Problem requirements.
Without the pictures, reproduce the records that follow exactly.

Interface dataset entries.
--------

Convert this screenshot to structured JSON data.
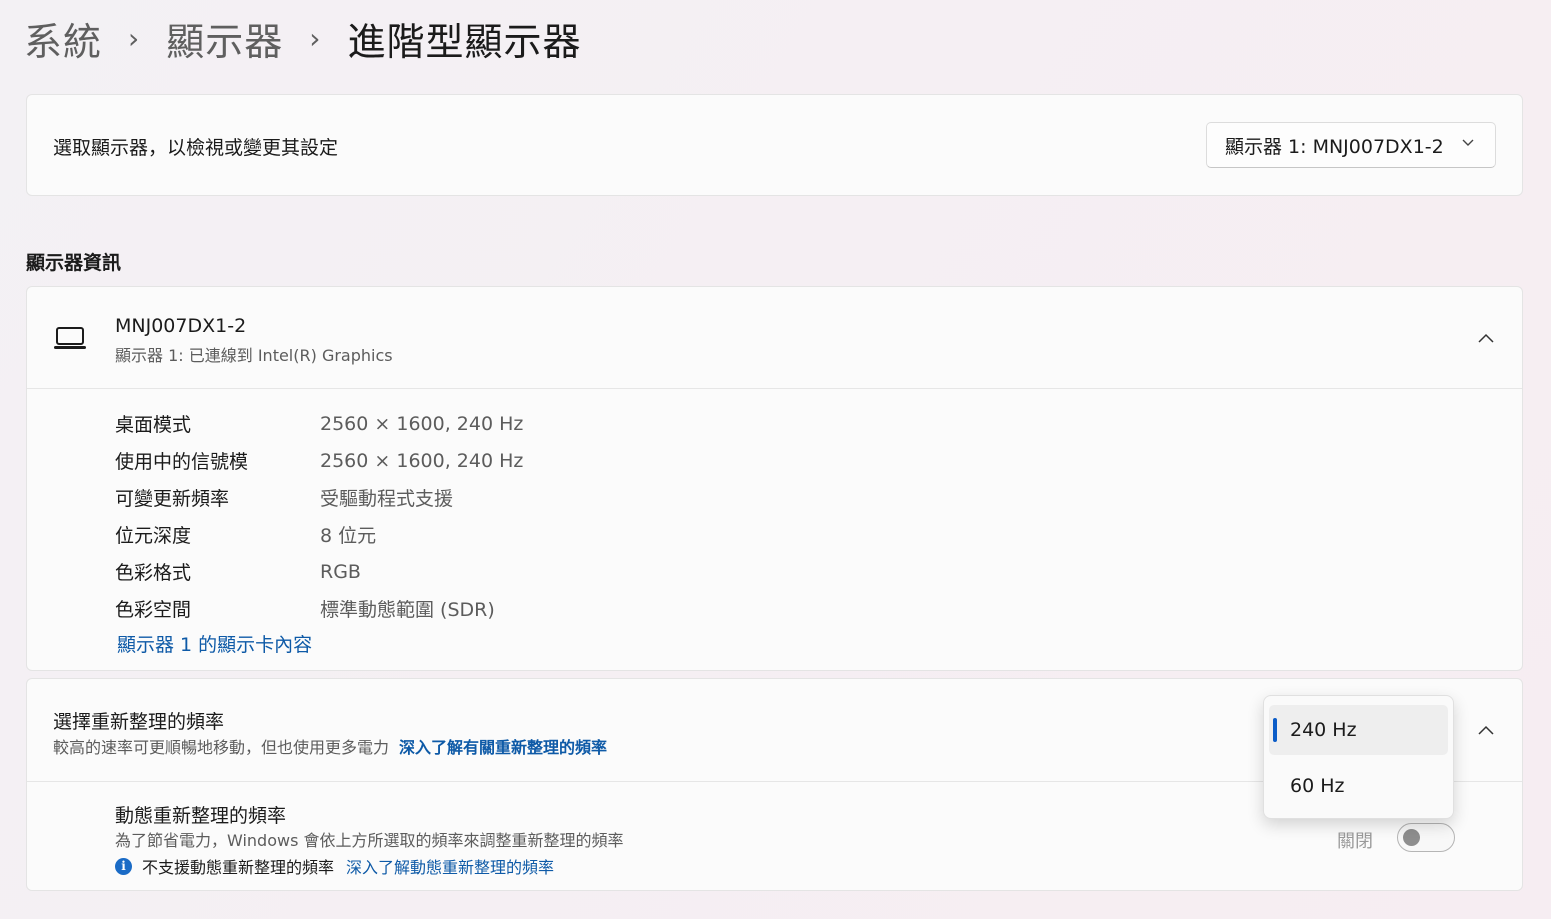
{
  "breadcrumb": {
    "items": [
      "系統",
      "顯示器",
      "進階型顯示器"
    ]
  },
  "display_select": {
    "label": "選取顯示器，以檢視或變更其設定",
    "selected": "顯示器 1: MNJ007DX1-2"
  },
  "section_title": "顯示器資訊",
  "display_info": {
    "name": "MNJ007DX1-2",
    "subtitle": "顯示器 1: 已連線到 Intel(R) Graphics",
    "rows": [
      {
        "key": "桌面模式",
        "value": "2560 × 1600, 240 Hz"
      },
      {
        "key": "使用中的信號模",
        "value": "2560 × 1600, 240 Hz"
      },
      {
        "key": "可變更新頻率",
        "value": "受驅動程式支援"
      },
      {
        "key": "位元深度",
        "value": "8 位元"
      },
      {
        "key": "色彩格式",
        "value": "RGB"
      },
      {
        "key": "色彩空間",
        "value": "標準動態範圍 (SDR)"
      }
    ],
    "adapter_link": "顯示器 1 的顯示卡內容"
  },
  "refresh": {
    "title": "選擇重新整理的頻率",
    "subtitle": "較高的速率可更順暢地移動，但也使用更多電力",
    "learn_link": "深入了解有關重新整理的頻率",
    "options": [
      "240 Hz",
      "60 Hz"
    ],
    "selected_option": "240 Hz"
  },
  "dynamic": {
    "title": "動態重新整理的頻率",
    "subtitle": "為了節省電力，Windows 會依上方所選取的頻率來調整重新整理的頻率",
    "note": "不支援動態重新整理的頻率",
    "note_link": "深入了解動態重新整理的頻率",
    "toggle_label": "關閉",
    "toggle_on": false
  },
  "colors": {
    "accent": "#0b5cc7",
    "link": "#0e5aa7"
  }
}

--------

Completed exercise.
Convert this screenshot to structured JSON data.
{
  "breadcrumb": {
    "items": [
      "系統",
      "顯示器",
      "進階型顯示器"
    ]
  },
  "display_select": {
    "label": "選取顯示器，以檢視或變更其設定",
    "selected": "顯示器 1: MNJ007DX1-2"
  },
  "section_title": "顯示器資訊",
  "display_info": {
    "name": "MNJ007DX1-2",
    "subtitle": "顯示器 1: 已連線到 Intel(R) Graphics",
    "rows": [
      {
        "key": "桌面模式",
        "value": "2560 × 1600, 240 Hz"
      },
      {
        "key": "使用中的信號模",
        "value": "2560 × 1600, 240 Hz"
      },
      {
        "key": "可變更新頻率",
        "value": "受驅動程式支援"
      },
      {
        "key": "位元深度",
        "value": "8 位元"
      },
      {
        "key": "色彩格式",
        "value": "RGB"
      },
      {
        "key": "色彩空間",
        "value": "標準動態範圍 (SDR)"
      }
    ],
    "adapter_link": "顯示器 1 的顯示卡內容"
  },
  "refresh": {
    "title": "選擇重新整理的頻率",
    "subtitle": "較高的速率可更順暢地移動，但也使用更多電力",
    "learn_link": "深入了解有關重新整理的頻率",
    "options": [
      "240 Hz",
      "60 Hz"
    ],
    "selected_option": "240 Hz"
  },
  "dynamic": {
    "title": "動態重新整理的頻率",
    "subtitle": "為了節省電力，Windows 會依上方所選取的頻率來調整重新整理的頻率",
    "note": "不支援動態重新整理的頻率",
    "note_link": "深入了解動態重新整理的頻率",
    "toggle_label": "關閉",
    "toggle_on": false
  },
  "colors": {
    "accent": "#0b5cc7",
    "link": "#0e5aa7"
  }
}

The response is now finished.